7. However, forty-seven days later, when I approached Bishop John on the first day of the Festival of Dedication to pay my respects, as I have been accustomed to do ever since my arrival, in response to my greeting I immediately received from him the brand of a false accusation. For he said to me, "Why do you, as a man who has blasphemed, come before me?"— wishing, I believe, to be understood as meaning, "Do not touch me because I am pure and without sin." But since I was not conscious of any guilt, I asked, "When did anyone hear anything or what kind ofthing was said that it could be regarded as blasphemy?" The bishop replied, "I myself heard you say that not even with God's assistance can a person be without sin." Now, most reverend fathers, as you are my witnesses, and as it has been witnessed by all of our brothers and those saintly men as well who are standing as my supporters in this testimony out of their love for the truth, I responded immediately, saying that such a declaration as now has been asserted by the bishop to have been made by me, never in the past came out of my mouth. [...]
 
He continues his apology against John.
 
(trans. Hanson 1999: 122)
 

Discussion:

The Festival of Dedication commemorated the dedication of the Church of the Resurrection in Jerusalem. It was celebrated on 12 September (see Hanson 1999: 122, n. 27).

Place of event:

Region
  • East
  • Latin North Africa
City
  • Jerusalem

About the source:

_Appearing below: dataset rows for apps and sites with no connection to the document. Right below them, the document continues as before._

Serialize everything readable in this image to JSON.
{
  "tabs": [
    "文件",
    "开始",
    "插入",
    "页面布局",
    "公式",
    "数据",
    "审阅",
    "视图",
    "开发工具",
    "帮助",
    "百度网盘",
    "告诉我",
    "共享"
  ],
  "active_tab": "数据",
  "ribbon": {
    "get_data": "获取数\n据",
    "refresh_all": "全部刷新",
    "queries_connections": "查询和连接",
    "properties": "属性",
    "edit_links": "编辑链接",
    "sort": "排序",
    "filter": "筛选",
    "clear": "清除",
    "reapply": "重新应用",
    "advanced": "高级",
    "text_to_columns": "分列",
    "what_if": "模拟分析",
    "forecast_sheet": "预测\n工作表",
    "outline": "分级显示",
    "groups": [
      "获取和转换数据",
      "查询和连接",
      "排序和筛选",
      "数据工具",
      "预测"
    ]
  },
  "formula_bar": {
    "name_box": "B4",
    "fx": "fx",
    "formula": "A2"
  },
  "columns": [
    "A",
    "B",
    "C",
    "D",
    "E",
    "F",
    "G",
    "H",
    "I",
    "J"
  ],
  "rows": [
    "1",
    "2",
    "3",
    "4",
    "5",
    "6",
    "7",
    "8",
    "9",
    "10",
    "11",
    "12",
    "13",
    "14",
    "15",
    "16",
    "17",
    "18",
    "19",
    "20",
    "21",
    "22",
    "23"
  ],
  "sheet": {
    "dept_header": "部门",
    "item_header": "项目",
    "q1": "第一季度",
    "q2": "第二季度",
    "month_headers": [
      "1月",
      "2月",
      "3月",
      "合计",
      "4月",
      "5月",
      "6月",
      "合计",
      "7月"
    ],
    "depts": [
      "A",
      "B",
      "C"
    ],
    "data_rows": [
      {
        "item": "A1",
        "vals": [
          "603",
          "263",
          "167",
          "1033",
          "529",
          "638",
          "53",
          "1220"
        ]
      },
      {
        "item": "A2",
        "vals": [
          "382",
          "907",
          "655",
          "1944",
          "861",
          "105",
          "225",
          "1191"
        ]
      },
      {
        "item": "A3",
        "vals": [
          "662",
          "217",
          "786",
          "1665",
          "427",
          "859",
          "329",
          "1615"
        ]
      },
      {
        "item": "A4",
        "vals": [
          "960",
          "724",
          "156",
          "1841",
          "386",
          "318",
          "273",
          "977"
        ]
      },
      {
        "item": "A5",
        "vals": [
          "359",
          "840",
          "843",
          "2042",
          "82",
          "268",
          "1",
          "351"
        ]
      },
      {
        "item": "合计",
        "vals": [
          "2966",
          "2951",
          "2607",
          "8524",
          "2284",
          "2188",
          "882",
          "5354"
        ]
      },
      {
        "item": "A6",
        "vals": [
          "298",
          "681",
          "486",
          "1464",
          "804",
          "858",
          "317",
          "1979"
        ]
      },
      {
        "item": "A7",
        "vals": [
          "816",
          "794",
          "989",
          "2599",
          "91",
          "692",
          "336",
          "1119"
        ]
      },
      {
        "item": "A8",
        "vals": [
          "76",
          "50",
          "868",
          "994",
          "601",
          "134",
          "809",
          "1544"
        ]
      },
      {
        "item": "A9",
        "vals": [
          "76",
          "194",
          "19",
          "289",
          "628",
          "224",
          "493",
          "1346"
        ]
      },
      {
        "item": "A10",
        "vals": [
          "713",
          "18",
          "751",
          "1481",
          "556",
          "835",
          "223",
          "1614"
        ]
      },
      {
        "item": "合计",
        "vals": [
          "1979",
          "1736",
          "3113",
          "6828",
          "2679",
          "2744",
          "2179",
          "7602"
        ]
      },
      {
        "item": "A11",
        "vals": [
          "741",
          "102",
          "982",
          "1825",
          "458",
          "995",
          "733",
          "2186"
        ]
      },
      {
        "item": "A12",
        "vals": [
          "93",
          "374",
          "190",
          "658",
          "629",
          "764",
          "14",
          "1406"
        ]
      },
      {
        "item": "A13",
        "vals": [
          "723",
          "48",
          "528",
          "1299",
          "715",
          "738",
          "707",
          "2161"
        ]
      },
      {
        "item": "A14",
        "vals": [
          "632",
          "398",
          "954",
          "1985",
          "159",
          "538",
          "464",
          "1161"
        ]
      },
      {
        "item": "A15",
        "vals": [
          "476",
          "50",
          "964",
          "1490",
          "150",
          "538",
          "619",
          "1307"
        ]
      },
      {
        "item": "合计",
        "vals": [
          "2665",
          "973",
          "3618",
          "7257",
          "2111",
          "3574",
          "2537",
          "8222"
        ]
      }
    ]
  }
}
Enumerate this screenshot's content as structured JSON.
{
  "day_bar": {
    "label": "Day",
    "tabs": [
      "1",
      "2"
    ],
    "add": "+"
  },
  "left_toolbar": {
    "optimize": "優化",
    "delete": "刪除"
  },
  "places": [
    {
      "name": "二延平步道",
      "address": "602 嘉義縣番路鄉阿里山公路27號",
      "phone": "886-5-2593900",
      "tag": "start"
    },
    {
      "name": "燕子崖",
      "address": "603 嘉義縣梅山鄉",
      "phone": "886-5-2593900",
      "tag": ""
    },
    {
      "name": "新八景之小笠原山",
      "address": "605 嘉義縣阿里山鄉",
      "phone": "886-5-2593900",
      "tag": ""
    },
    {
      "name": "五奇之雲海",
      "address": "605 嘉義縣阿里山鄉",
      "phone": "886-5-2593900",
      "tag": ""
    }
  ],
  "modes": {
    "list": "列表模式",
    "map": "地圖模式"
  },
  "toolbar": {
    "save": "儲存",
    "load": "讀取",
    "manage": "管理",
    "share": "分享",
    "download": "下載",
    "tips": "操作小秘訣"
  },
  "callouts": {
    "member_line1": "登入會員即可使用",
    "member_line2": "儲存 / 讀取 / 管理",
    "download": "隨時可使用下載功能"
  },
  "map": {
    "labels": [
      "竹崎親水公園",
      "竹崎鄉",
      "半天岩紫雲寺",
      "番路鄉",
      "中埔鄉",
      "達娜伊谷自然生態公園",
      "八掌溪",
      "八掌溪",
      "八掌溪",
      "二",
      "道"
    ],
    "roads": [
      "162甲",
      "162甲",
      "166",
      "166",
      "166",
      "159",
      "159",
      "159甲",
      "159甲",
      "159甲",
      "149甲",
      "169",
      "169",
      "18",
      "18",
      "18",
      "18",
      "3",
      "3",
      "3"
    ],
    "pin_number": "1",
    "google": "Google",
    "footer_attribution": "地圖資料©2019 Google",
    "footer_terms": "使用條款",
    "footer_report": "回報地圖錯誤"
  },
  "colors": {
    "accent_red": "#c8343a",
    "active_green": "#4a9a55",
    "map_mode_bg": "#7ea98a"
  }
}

Author: Orosius
Title: Liber apologeticus, Book in defense against the Pelagians
Origin: Jerusalem (East)Bethlehem (East),
Denomination: Catholic/Nicene/Chalcedonian
Orosius was born most probably in Spain (maybe in Braga) and was ordained presbyter some time before AD 415 (Augustine calls him compresbyter in his letter 166 [604]). He left Spain at the beginning of the fifth century, probably because of the barbarian invasions, and arrived in North Africa where he met Augustine of Hippo. Then he travelled to the Holy Land where he obtained the relics of St Stephen see [402] and [1341]. In Jerusalem in July 415 he took part in a conference organised by Bishop John on Pelagius and his teachings. Orosius and the other Latin visitors were strongly opposed to Pelagius, whereas Bishop John supported him. The conference ended inconclusively, but in the autumn John accused Orosius of blasphemy, saying that he had claimed that a person cannot live without sin even with God`s help. As a consequence, Orosius composed the Liber apologeticus in which he refuted John`s accusations and attacked Pelagius. Nevertheless the council in Diospolis in 415 declared Pelagius innocent of heresy. (Hanson 1999: 100–104).
Edition:
K. Zangemaister ed., Orosius, Liber apologeticus, Corpus Scriptorum Ecclesiasticorum Latinorum 5, Vienna 1882, ss. 603-664
 
Translation:
C.L. Hanson trans., Orosius, Book in defence against the Pelagians, in: Iberian Fathers, v. 3, Washington 1999, pp. 115-167

Categories:

Ritual activity - Celebrating feasts
Disrespected by
Conflict
Relation with - Bishop/Monastic superior
Education - Theological interest
Please quote this record referring to its author, database name, number, and, if possible, stable URL: M. Szada, Presbyters in the Late Antique West, ER975, http://www.presbytersproject.ihuw.pl/index.php?id=6&SourceID=975